My curiosity piqued, for the past month, I have been researching the internet for useful information about differences between the practice of Buddhism in America and the west, and the popular piety of Buddhists in Thailand. It's a huge subject and it should keep me occupied for some time. I'm not sure if it's as entertaining as the normal sexual and political rant I attempt here, but it will keep my intellectual juices flowing (a sure cure for Alzheimer's, I hope) and it might perhaps further my understanding of the Buddha's teaching which I value. I began my research as a topic for a possible paper to be presented at a conference next month. My school, Mahachula Buddhist University, will host the international gathering at several sites near Bangkok and its themes include Buddhist approaches to the environment, the economy and political conflict. I'm not sure where my interests would fit, and I am concerned that the results of my studies do not in any way demean popular religiosity. I am well aware that for me religion is primarily a head trip. I am culturally incapable of entering the Thai world view. But I may learn to better appreciate it.
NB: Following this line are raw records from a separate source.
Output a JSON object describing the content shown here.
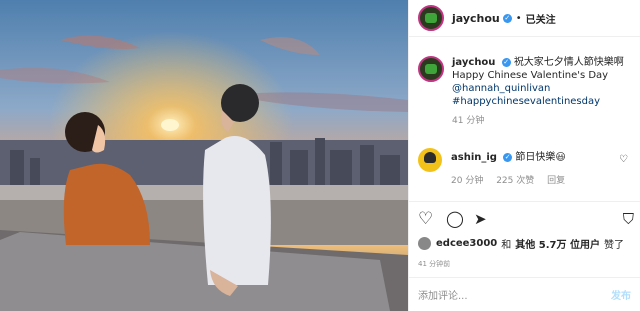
{
  "header": {
    "username": "jaychou",
    "follow_label": "已关注",
    "separator": "•"
  },
  "caption": {
    "username": "jaychou",
    "text_cn": "祝大家七夕情人節快樂啊",
    "text_en": "Happy Chinese Valentine's Day",
    "mention": "@hannah_quinlivan",
    "hashtag": "#happychinesevalentinesday",
    "time": "41 分钟"
  },
  "comment": {
    "username": "ashin_ig",
    "text": "節日快樂😃",
    "time": "20 分钟",
    "likes": "225 次赞",
    "reply": "回复"
  },
  "likes": {
    "liker": "edcee3000",
    "conj": "和",
    "others": "其他 5.7万 位用户",
    "suffix": "赞了"
  },
  "post_time": "41 分钟前",
  "input": {
    "placeholder": "添加评论...",
    "post_label": "发布"
  },
  "icons": {
    "like": "heart-icon",
    "comment": "comment-icon",
    "share": "share-icon",
    "save": "bookmark-icon",
    "verified": "verified-badge-icon"
  },
  "colors": {
    "verified": "#3897f0",
    "link": "#00376b",
    "muted": "#8e8e8e",
    "post_disabled": "#b2dffc"
  }
}
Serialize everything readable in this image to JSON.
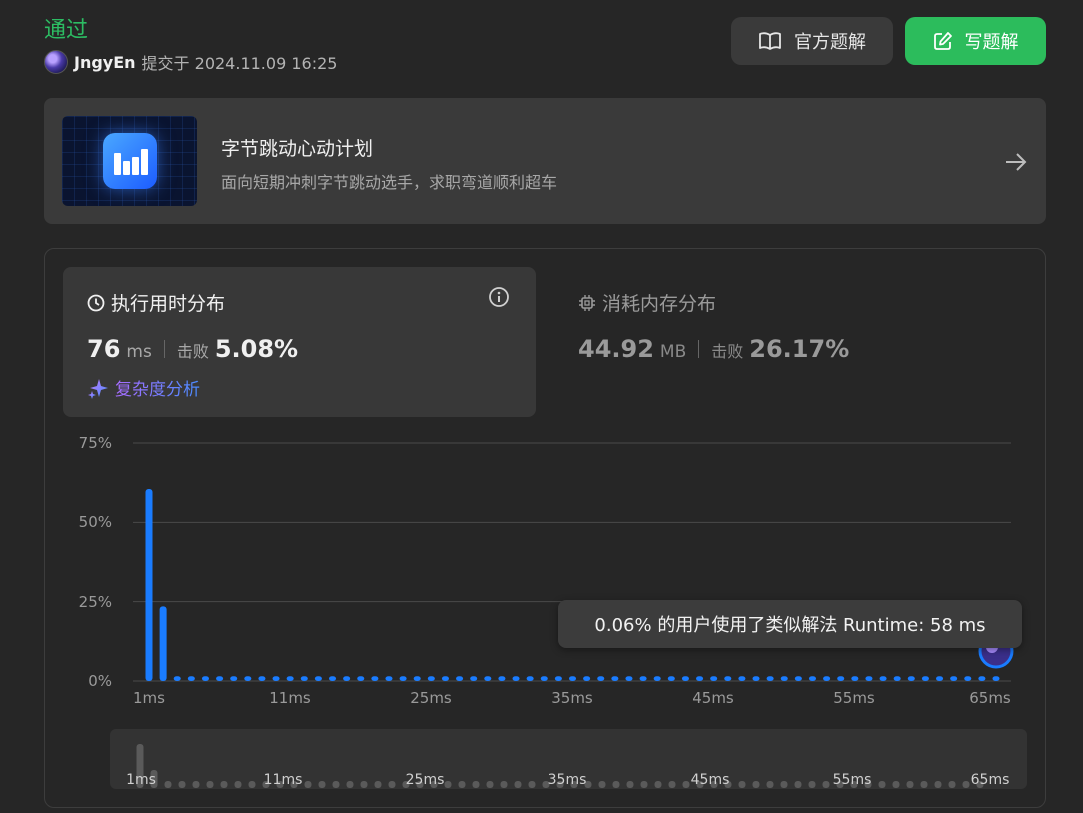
{
  "header": {
    "status": "通过",
    "username": "JngyEn",
    "submitted_text": "提交于 2024.11.09 16:25",
    "official_solution_label": "官方题解",
    "write_solution_label": "写题解"
  },
  "promo": {
    "title": "字节跳动心动计划",
    "description": "面向短期冲刺字节跳动选手，求职弯道顺利超车"
  },
  "runtime": {
    "title": "执行用时分布",
    "value": "76",
    "unit": "ms",
    "beat_label": "击败",
    "beat_pct": "5.08%",
    "analysis_label": "复杂度分析"
  },
  "memory": {
    "title": "消耗内存分布",
    "value": "44.92",
    "unit": "MB",
    "beat_label": "击败",
    "beat_pct": "26.17%"
  },
  "tooltip": "0.06% 的用户使用了类似解法 Runtime: 58 ms",
  "colors": {
    "accent_green": "#2cbc5c",
    "bar_blue": "#1a7cff",
    "mini_bar": "#5a5a5a"
  },
  "chart_data": {
    "type": "bar",
    "x": [
      1,
      3,
      5,
      7,
      9,
      11,
      13,
      15,
      17,
      19,
      21,
      23,
      25,
      27,
      29,
      31,
      33,
      35,
      37,
      39,
      41,
      43,
      45,
      47,
      49,
      51,
      53,
      55,
      57,
      59,
      61,
      63,
      65
    ],
    "x_unit": "ms",
    "values": [
      60.5,
      23.5,
      1.5,
      1.5,
      1.5,
      1.5,
      1.5,
      1.5,
      1.5,
      1.5,
      1.5,
      1.5,
      1.5,
      1.5,
      1.5,
      1.5,
      1.5,
      1.5,
      1.5,
      1.5,
      1.5,
      1.5,
      1.5,
      1.5,
      1.5,
      1.5,
      1.5,
      1.5,
      1.5,
      1.5,
      1.5,
      1.5,
      1.5
    ],
    "bar_count": 61,
    "ylim": [
      0,
      75
    ],
    "yticks": [
      "75%",
      "50%",
      "25%",
      "0%"
    ],
    "xticks": [
      "1ms",
      "11ms",
      "25ms",
      "35ms",
      "45ms",
      "55ms",
      "65ms"
    ],
    "grid": true
  },
  "mini_chart": {
    "xticks": [
      "1ms",
      "11ms",
      "25ms",
      "35ms",
      "45ms",
      "55ms",
      "65ms"
    ]
  }
}
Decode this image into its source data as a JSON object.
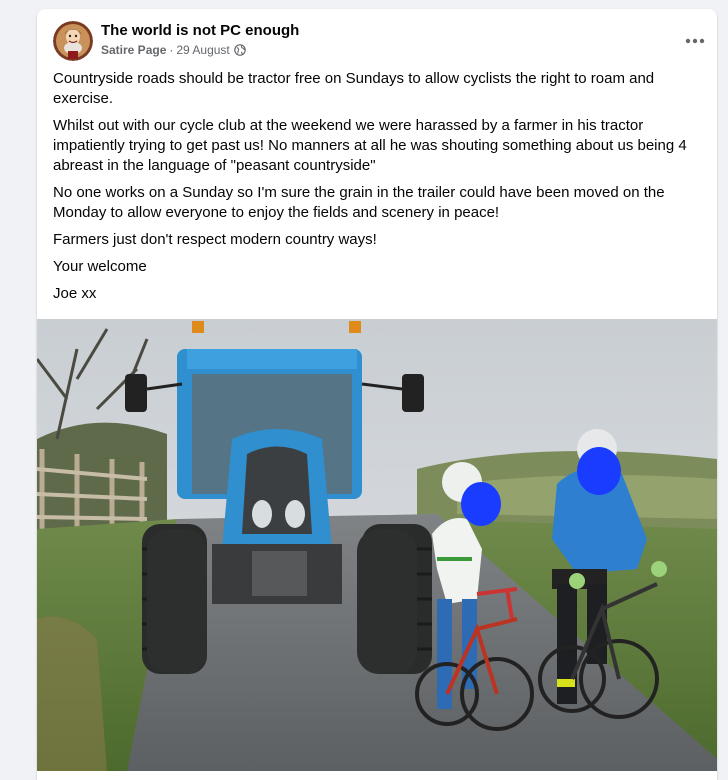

After years of studying and attempting to following the precepts of Christianity, I concluded that there was no such unitary entity. There are only a variety of christianities, all of which respect to some degree the teachings of Jesus in the Gospels, and some of which even acknowledge him as The Christ, perhaps the incarnation of God. There are many variations of views. I think it is the same with Buddhism. The terms Buddhism and also Hinduism are in a way falsifications of what people actually do. Both were structured in response to western missionary activity and the speculations of Academic Orientalists. Soon after the Buddha's death, his followers fragmented into a variety of sects. When his teaching spread out of India it encountered and accomodated existing cultural practices. In Thailand an existing animism adopted the invader, along with a pantheon of gods from India. According to historian Peter A. Jackson,
Popular Thai religion is a combination of many influences, with animistic and Brahmanical beliefs blending with Buddhist doctrines. However, the existence of non-Buddhist spirit worship, magical rites and the honouring of Hindu deities has not traditionally been seen as conflicting with the canonical message of the religion. Rather, such features have been regarded as part of the overall heritage of Thai Buddhism.
Buddhism came west largely without its cultural context, although many converts paid respects to Japanese and, later, Tibetan cultural trappings. Most notably, the monastic community was left behind in Asia. It did not transplant easily. I was surprised to learn that monks are crucial to Thai Buddhism. It is they who constitute the Sangha, the third of the Triple Tems (after the Buddha and the Dhamma), and they provide the "field of merit" for lay people eager to obtain a better rebirth. That Asian Buddhism was somewhat truncated to appeal to western tastes I found curious. It reminded me of the eucalyptus tree that was imported from Australia in the 19th century to solve the timber famine in America caused by the obliteration of forests to build the new country. But the seeds were imported without the accompanying ecosystem. There were no insects to eat the leaf mulch and birds found the new smelly trees inhospitable. One writer has called the non-native invader "America's largest weed."

But I get ahead of myself. I have much material to digest before I can claim to identify the "true" Buddhism. I think there are probably only varieties of Buddhist belief, but such an ahistorical and agnostic stance will probably upset particular Buddhists. Subsequent blog posts will explore the many buddhisms around the world today, their differences and their significance.

2 comments:

Janet Brown said...

Please elaborate upon the"field of merit." My knowledge of Buddhist practice is scanty but I thought that actions that accrued merit were not limited to those that benefited monks and temples. Set me straight if you would.

Will Yaryan said...

In Thai Buddhism, you get points primarily from donating to monks, or even better,becoming one.